Federal government rejects Grassy Mountain coal project in Alberta
Environment minister says 'significant adverse environmental effects' likely with mine
The proposed Grassy Mountain coal project in southwestern Alberta has been rejected by the federal government nearly two months after a review panel denied a provincial application for the project.
On Friday, federal Environment Minister Jonathan Wilkinson said he had rejected the project in light of the review panel's report and after a review of additional available information.
"The Government of Canada must make decisions based on the best available scientific evidence while balancing economic and environmental considerations," Wilkinson said in a release.
"It is in Canada's best interests to safeguard our water ways for healthy fish populations like the westslope cutthroat trout, respect Indigenous peoples' culture and way of life, and protect the environment for future generations."
Review panel decision
In June, a review panel for the Alberta Energy Regulator denied the provincial application for the coal project, ruling it was "not in the public interest" and advising the federal government to reject the project
Following that decision, the Australia-based Riversdale Resources said it was "reviewing its options," estimating the project could produce up to 4.5 million tonnes of steel-making coal annually over a 23-year mine life. It said the operation would generate $1.7 billion in taxes and employ 400 people.
In a release, the federal government said the project was likely to cause significant adverse environmental effects to:
- Surface water quality, including from selenium effluent discharge.
- The threatened westslope cutthroat trout and its habitat.
- The endangered whitebark pine.
- The physical and cultural heritage of the Kainai, Piikani and Siksika First Nations.
In a statement issued in June, Riversdale said it would engage with the relevant authorities to "better understand the reasons for the decision to obtain assurance that the process has been fair and transparent, has accorded sufficient weight to recognized experts and established industry practices, and that the decision is not effectively an anti-development decision."
It added at the time that it had also engaged with First Nations and Métis communities in the region at the earliest stages of the project.
Grassy Mountain was the first of a number of projects proposed for the area.
Two other companies with coal leases in the area — Montem Resources and Atrum — said in the wake of the review panel's decision in June that they would press on with their mining plans.
Last year, the provincial government revoked a 1976 policy that protected the eastern slopes of the Rockies from open-pit coal mining.
In April, the province said it would suspend coal exploration activity in lands classified as "Category 2" under the policy until an ongoing public consultation concluded.
In response to a request for comment, a spokesperson for Energy Minister Sonya Savage referenced a statement made in June and attributed to Savage and Alberta Environment Minister Jason Nixon.

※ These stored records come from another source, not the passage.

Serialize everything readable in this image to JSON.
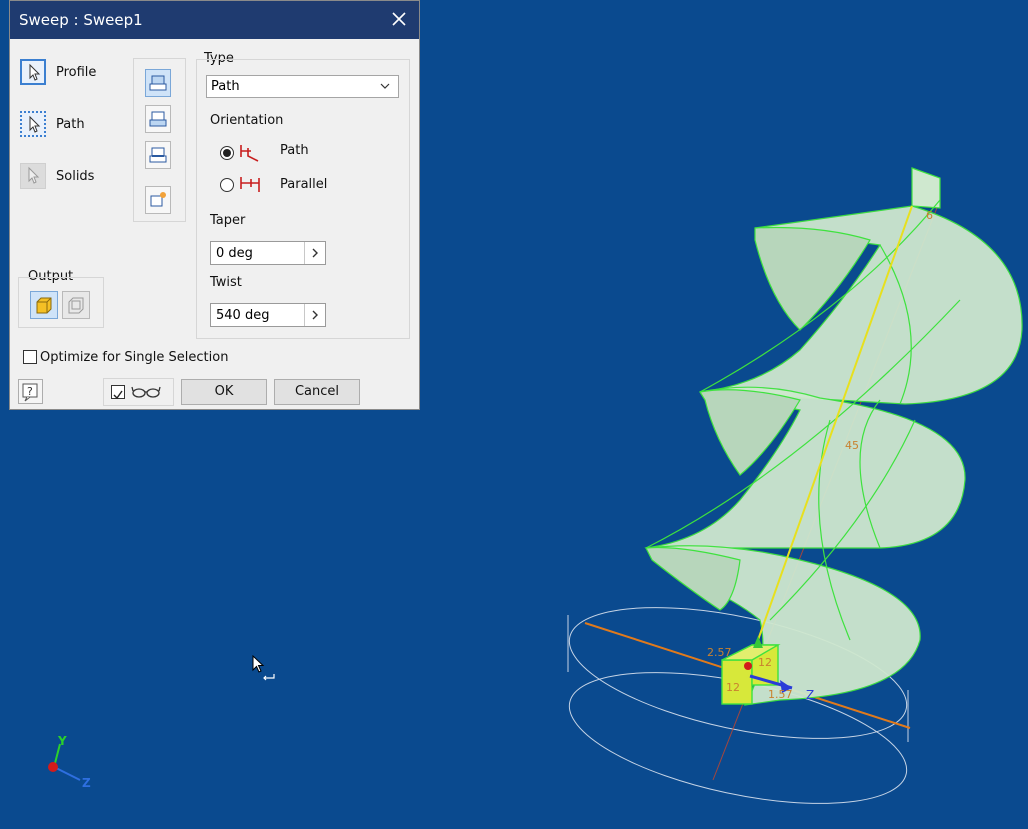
{
  "dialog": {
    "title": "Sweep : Sweep1",
    "selectors": [
      {
        "label": "Profile"
      },
      {
        "label": "Path"
      },
      {
        "label": "Solids"
      }
    ],
    "output_label": "Output",
    "type_label": "Type",
    "type_value": "Path",
    "orientation_label": "Orientation",
    "orientation_options": [
      "Path",
      "Parallel"
    ],
    "orientation_selected": "Path",
    "taper_label": "Taper",
    "taper_value": "0 deg",
    "twist_label": "Twist",
    "twist_value": "540 deg",
    "optimize_label": "Optimize for Single Selection",
    "optimize_checked": false,
    "preview_checked": true,
    "ok_label": "OK",
    "cancel_label": "Cancel"
  },
  "viewport": {
    "background_color": "#0a4a8f",
    "dimension_labels": [
      "2.57",
      "12",
      "12",
      "1.57",
      "45",
      "6"
    ],
    "triad_axes": [
      "Y",
      "Z"
    ],
    "origin_axis_label": "Z"
  }
}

"As outlined in the statement, Alberta's government respects the recommendation of the joint review panel," Margeaux Maron said in an email.
With files from Robson Fletcher